Feeding Preferences: Red imported fire ants prefer high-protein foods, but will feed on almost any plant or animal matter.
Control: TopChoice applied as a broadcast treatment will control fire ants for up to one year. Knockdown may take several weeks, so early-season application (November-February) is recommended. In-season (when mounds are active), a combination treatment ofTopChoice and Maxforce FC Fire Ant Bait or Maxforce Granular Insect Bait provides fast knockdown and long-term control. A two-step program of first applying baits, then following with direct mound treatments with a liquid insecticide a few days later, has been demonstrated by Texas A&M University to be effective.
Nest site/characteristics: Thief ant colonies are relatively small and contain a few hundred to several thousand workers with many queens.
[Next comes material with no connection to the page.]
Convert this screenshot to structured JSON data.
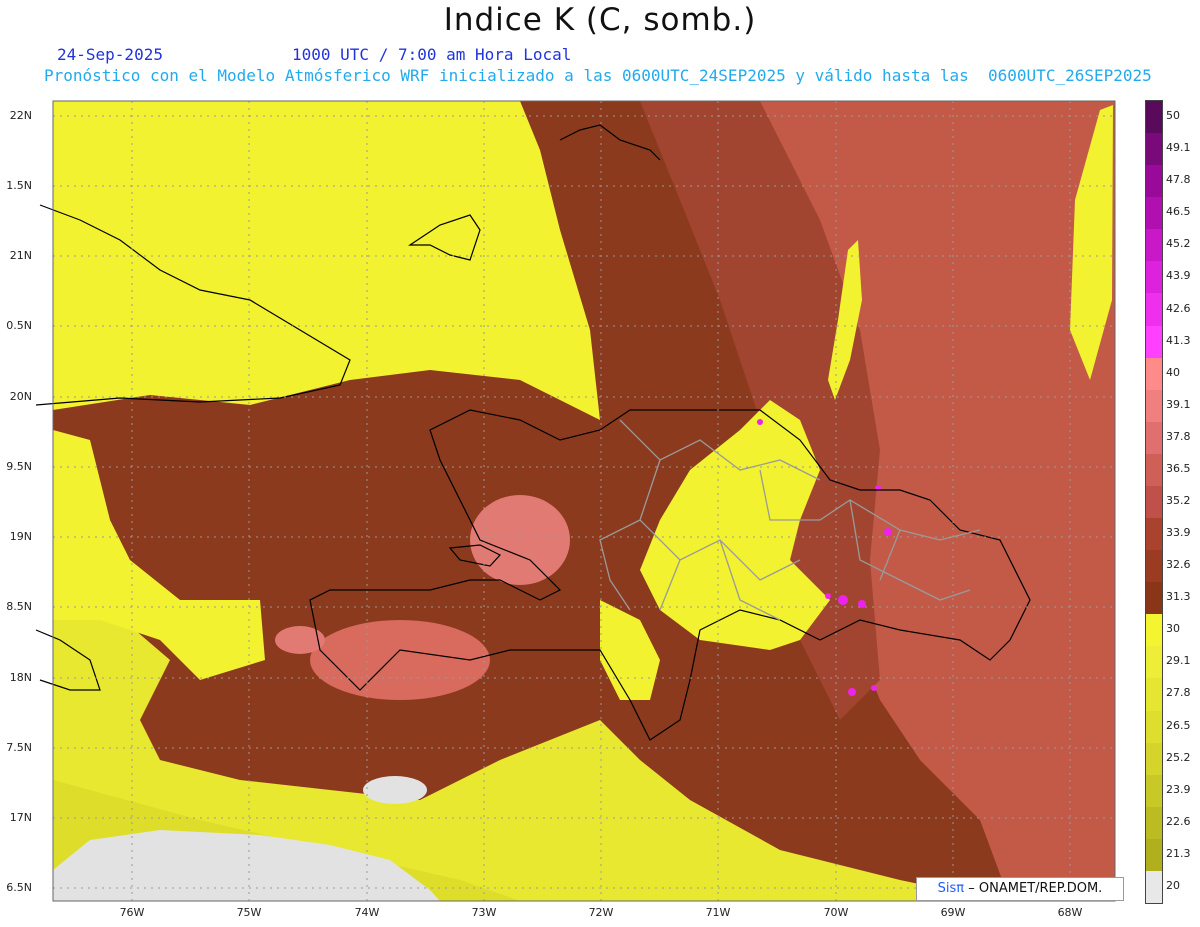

Thief ants commonly nest close to other species of ants. Flights of swarmers begin in June and end in late fall. Indoors, thief ants nest in small crevices, woodwork and masonry. These ants forage in set trails. Their behavior is similar to Pharaoh ants. Outdoor nests are found in exposed soil or under objects, in trash, rotten wood and tree cavities. Thief ants commonly enter structures during hot, dry weather.
Feeding Preferences: Thief ants prefer high-protein foods, but will feed on sweets. They feed on meats, bread crumbs, fruit, animal fats, oils, nuts, pet foods and dairy products. Outdoors, thief ants feed on almost any organic matter, including insects, honeydew, seeds and germinating seeds.
Control: Locate thief ant nests. Follow the trail of foraging workers back from their food source. Inspect for other ant species that thief ants may be raiding.